[5] Chris Hedges, “A Last Chance for Resistance,” Truthdig, 19 March 2017, http://www.truthdig.com/report/item/a_last_chance_for_resistance_20170319.

[6] Robert Kagan, “The twilight of the liberal world order,” The Brookings Institution, 24 January 2017, https://www.brookings.edu/research/the-twilight-of-the-liberal-world-order/.

[7] Nicole Gaouette, “Trump stakes out inward, protectionist vision for America,” CNN, 20 January 2017, http://www.cnn.com/2017/01/20/politics/donald-trump-foreign-policy/.

[8] “Donald Trump’s whirlwind week in the White House,” The Financial Times, 27 January 2017, https://www.ft.com/content/1d843662-e4f8-11e6-8405-9e5580d6e5fb.

[9] Jeremi Suri, “How Trump’s Executive Orders Could Set America Back 70 Years,” The Atlantic, 27 January 2017, https://www.theatlantic.com/politics/archive/2017/01/trumps-executive-orders-will-set-america-back-70-years/514730/.

[10] Stewart M. Patrick, “An Open World Is in the Balance. What Might Replace the Liberal Order?,” (blog post), Council on Foreign Relations website, 10 January 2017, http://blogs.cfr.org/patrick/2017/01/10/an-open-world-is-in-the-balance-what-might-replace-the-liberal-order/.

[11] Thomas Wright, “The Foreign Crises Awaiting Trump,” The Atlantic, 20 January 2017, https://www.theatlantic.com/international/archive/2017/01/trump-russia-putin-north-korea-putin/513749/.

[12] Colin Kahl and Hal Brands, “Trump’s Grand Strategic Train Wreck,” Foreign Policy, 31 January 2017, http://foreignpolicy.com/2017/01/31/trumps-grand-strategic-train-wreck/.

[13] David H. Petraeus, “America Must Stand Tall,” Politico, 7 February 2017, http://www.politico.com/magazine/story/2017/02/america-stand-tall-214748.

[14] Stewart M. Patrick, “An Open World Is in the Balance. What Might Replace the Liberal Order?,” World Politics Review, 10 January 2017, http://www.worldpoliticsreview.com/articles/20868/an-open-world-is-in-the-balance-what-might-replace-the-liberal-order.

[15] See, for example, Foreign Relations of the United States (FRUS), 1952-1954, Iran, 1951-1954, https://history.state.gov/historicaldocuments/frus1951-54Iran/comp1.

[16] Susan B. Glasser, “Trump Takes on The Blob,” Politico (March/April 2017), http://www.politico.com/magazine/story/2017/03/trump-foreign-policy-elites-insiders-experts-international-relations-214846.

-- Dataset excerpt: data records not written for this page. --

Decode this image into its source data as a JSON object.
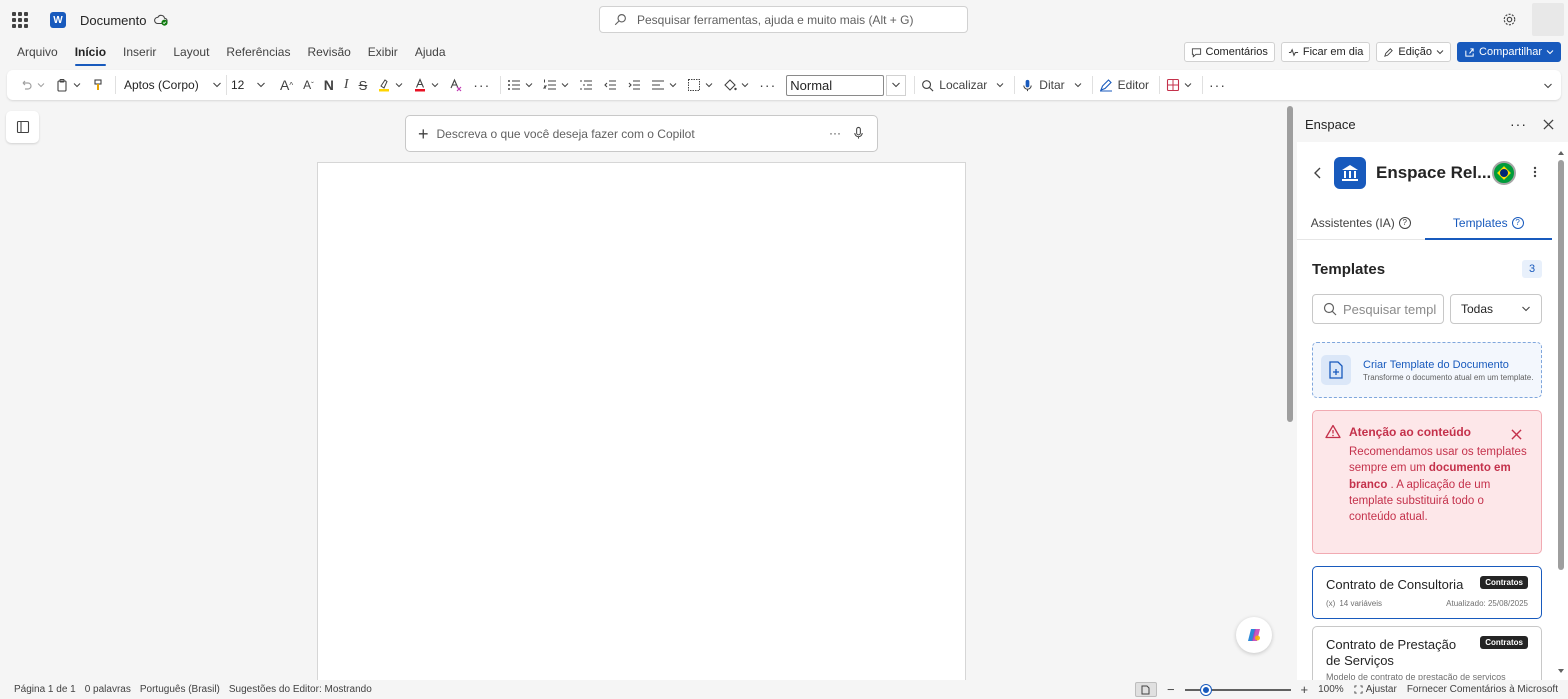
{
  "titlebar": {
    "doc_title": "Documento",
    "search_placeholder": "Pesquisar ferramentas, ajuda e muito mais (Alt + G)"
  },
  "menu": {
    "items": [
      "Arquivo",
      "Início",
      "Inserir",
      "Layout",
      "Referências",
      "Revisão",
      "Exibir",
      "Ajuda"
    ],
    "active": "Início",
    "comments_label": "Comentários",
    "catchup_label": "Ficar em dia",
    "editing_label": "Edição",
    "share_label": "Compartilhar"
  },
  "ribbon": {
    "font_name": "Aptos (Corpo)",
    "font_size": "12",
    "bold_glyph": "N",
    "italic_glyph": "I",
    "strike_glyph": "S",
    "style_name": "Normal",
    "find_label": "Localizar",
    "dictate_label": "Ditar",
    "editor_label": "Editor"
  },
  "copilot": {
    "placeholder": "Descreva o que você deseja fazer com o Copilot"
  },
  "panel": {
    "header": "Enspace",
    "app_name": "Enspace Rel...",
    "tabs": [
      {
        "label": "Assistentes (IA)",
        "active": false
      },
      {
        "label": "Templates",
        "active": true
      }
    ],
    "templates_title": "Templates",
    "templates_count": "3",
    "search_placeholder": "Pesquisar templ",
    "filter_value": "Todas",
    "create_card": {
      "title": "Criar Template do Documento",
      "subtitle": "Transforme o documento atual em um template..."
    },
    "warning": {
      "title": "Atenção ao conteúdo",
      "body_before": "Recomendamos usar os templates sempre em um ",
      "body_bold": "documento em branco",
      "body_after": " . A aplicação de um template substituirá todo o conteúdo atual."
    },
    "cards": [
      {
        "title": "Contrato de Consultoria",
        "badge": "Contratos",
        "vars": "14 variáveis",
        "updated": "Atualizado: 25/08/2025"
      },
      {
        "title": "Contrato de Prestação de Serviços",
        "badge": "Contratos",
        "desc": "Modelo de contrato de prestação de serviços"
      }
    ]
  },
  "status": {
    "page": "Página 1 de 1",
    "words": "0 palavras",
    "language": "Português (Brasil)",
    "editor": "Sugestões do Editor: Mostrando",
    "zoom": "100%",
    "fit": "Ajustar",
    "feedback": "Fornecer Comentários à Microsoft",
    "zoom_value": 0.2
  },
  "colors": {
    "accent": "#185abd",
    "warning": "#c4314b",
    "warning_bg": "#fde7e9"
  }
}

[17] Daniel W. Drezner, Gideon Rachman, and Robert Kagan, “The Rise or Fall of the American Empire,” Foreign Policy, 14 February 2012, https://foreignpolicy.com/2012/02/14/the-rise-or-fall-of-the-american-empire.

[18] Brooke Seipel, “Trump defends Putin: ‘You think our country is so innocent?,’” The Hill, 4 February 2017, http://thehill.com/blogs/ballot-box/317945-trump-defends-putin-you-think-our-country-is-so-innocent.